Ballance Valley Road
We attended our first country people’s gathering in Woodville. Mary Patterson, a staunch Catholic remedial reading teacher took pity on us and introduced us to the locals one night. Here we were among Tory farmers who were basically sick to the teeth with these “city” left-wing radical teachers who were brain-washing their children. Not a word was said though. Aubynne, dressed in the latest hippy style, was whisked away to the women’s area and I, with my flares and beard, was escorted to the men’s area to drink beer and talk Rugby and wool prices with men in their country boots, Vyella shirts, woollen ties and moleskin trousers. Any time I wandered back to see how she was, I was gently guided back to my place. Mary had put the word out that we needed a permanent place to live, and within a week we were offered a farmhouse of Ian and Betty Robbie right out in the country rent-free in Ballance Valley. I then could do the 10-mile Ballance Valley school run.
We arrived. Hadrian stepped out of the car. He sniffed the air. His tail rose. He looked one way and the other and said “This is my place.” From then on he stalked the hills with us and without and had baby rabbits for breakfast. And Simon and Dominic breathed new air and discovered whole new adventures in the hills and paddocks of Ballance Valley.
Our place in Ballance was full of character: rain-fed watertank, large beehive in a wall, possums hissing and moaning through the night, large water rats in the ceiling, weather stunted orchard trees, large fireplaces and a ready supply of wood, our own beautiful stream running down from the sheltering range right behind us, and very dark, silent nights on an isolated road – not a light could be seen.

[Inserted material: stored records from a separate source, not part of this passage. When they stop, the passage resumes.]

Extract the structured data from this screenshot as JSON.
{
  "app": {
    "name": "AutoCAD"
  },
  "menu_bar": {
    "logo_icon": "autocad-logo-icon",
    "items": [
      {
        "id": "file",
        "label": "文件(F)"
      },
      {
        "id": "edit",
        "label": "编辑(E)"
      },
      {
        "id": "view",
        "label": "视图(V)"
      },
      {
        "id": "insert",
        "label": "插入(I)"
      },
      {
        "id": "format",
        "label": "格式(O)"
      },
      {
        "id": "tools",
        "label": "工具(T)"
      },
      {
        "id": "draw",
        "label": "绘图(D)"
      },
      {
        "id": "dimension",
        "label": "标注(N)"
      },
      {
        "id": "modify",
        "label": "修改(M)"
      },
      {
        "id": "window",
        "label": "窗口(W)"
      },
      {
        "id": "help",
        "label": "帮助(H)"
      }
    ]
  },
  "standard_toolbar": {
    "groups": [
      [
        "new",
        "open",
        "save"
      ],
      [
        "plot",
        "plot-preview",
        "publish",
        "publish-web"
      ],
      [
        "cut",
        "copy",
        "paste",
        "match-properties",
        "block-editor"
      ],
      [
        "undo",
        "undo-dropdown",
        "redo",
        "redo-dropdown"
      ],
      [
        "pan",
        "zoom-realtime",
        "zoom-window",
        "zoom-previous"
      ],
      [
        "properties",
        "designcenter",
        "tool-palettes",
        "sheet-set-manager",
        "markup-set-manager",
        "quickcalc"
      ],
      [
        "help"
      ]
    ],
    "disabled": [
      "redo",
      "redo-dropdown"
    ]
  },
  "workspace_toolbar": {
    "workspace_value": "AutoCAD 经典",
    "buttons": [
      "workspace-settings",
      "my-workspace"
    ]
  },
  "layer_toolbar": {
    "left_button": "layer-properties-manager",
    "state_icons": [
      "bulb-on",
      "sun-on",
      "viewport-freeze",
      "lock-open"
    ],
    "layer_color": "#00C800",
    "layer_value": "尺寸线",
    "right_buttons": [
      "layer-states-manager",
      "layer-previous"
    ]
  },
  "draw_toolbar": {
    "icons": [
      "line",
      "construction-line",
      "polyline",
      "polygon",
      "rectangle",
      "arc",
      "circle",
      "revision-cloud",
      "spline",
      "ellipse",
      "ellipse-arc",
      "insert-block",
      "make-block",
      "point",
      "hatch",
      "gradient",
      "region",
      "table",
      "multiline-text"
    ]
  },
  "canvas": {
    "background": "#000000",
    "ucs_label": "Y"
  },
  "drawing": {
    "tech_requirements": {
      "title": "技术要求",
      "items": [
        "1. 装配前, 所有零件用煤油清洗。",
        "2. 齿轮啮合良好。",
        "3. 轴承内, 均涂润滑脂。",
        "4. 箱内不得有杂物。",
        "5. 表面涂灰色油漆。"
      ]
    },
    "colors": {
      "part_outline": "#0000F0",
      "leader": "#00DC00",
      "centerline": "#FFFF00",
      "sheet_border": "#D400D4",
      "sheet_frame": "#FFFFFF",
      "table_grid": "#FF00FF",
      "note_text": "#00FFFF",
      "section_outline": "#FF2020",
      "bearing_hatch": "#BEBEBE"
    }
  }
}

And a sheepfarming landlord who was the living essence of country hospitality, full of loving care for his flock (in which I am sure he counted us), still riding a horse when others had taken up the farm motorbikes, and so very patient with us city folk. Time and time again he would hitch his tractor to the school bus on cold frosty mornings when it just refused to start. To Clarissa he would greet with a low-pitched growl: “Hello Clarissa” and talk to her as one of his own girls. And Betty would give us traditional scones and cakes from her coke-heated Aga cooker which was always going summer or winter, and tell us about her girls, their music and achievements, and Ian’s tasks for the day.
Aubynne had found at last her Arcadian dream come true.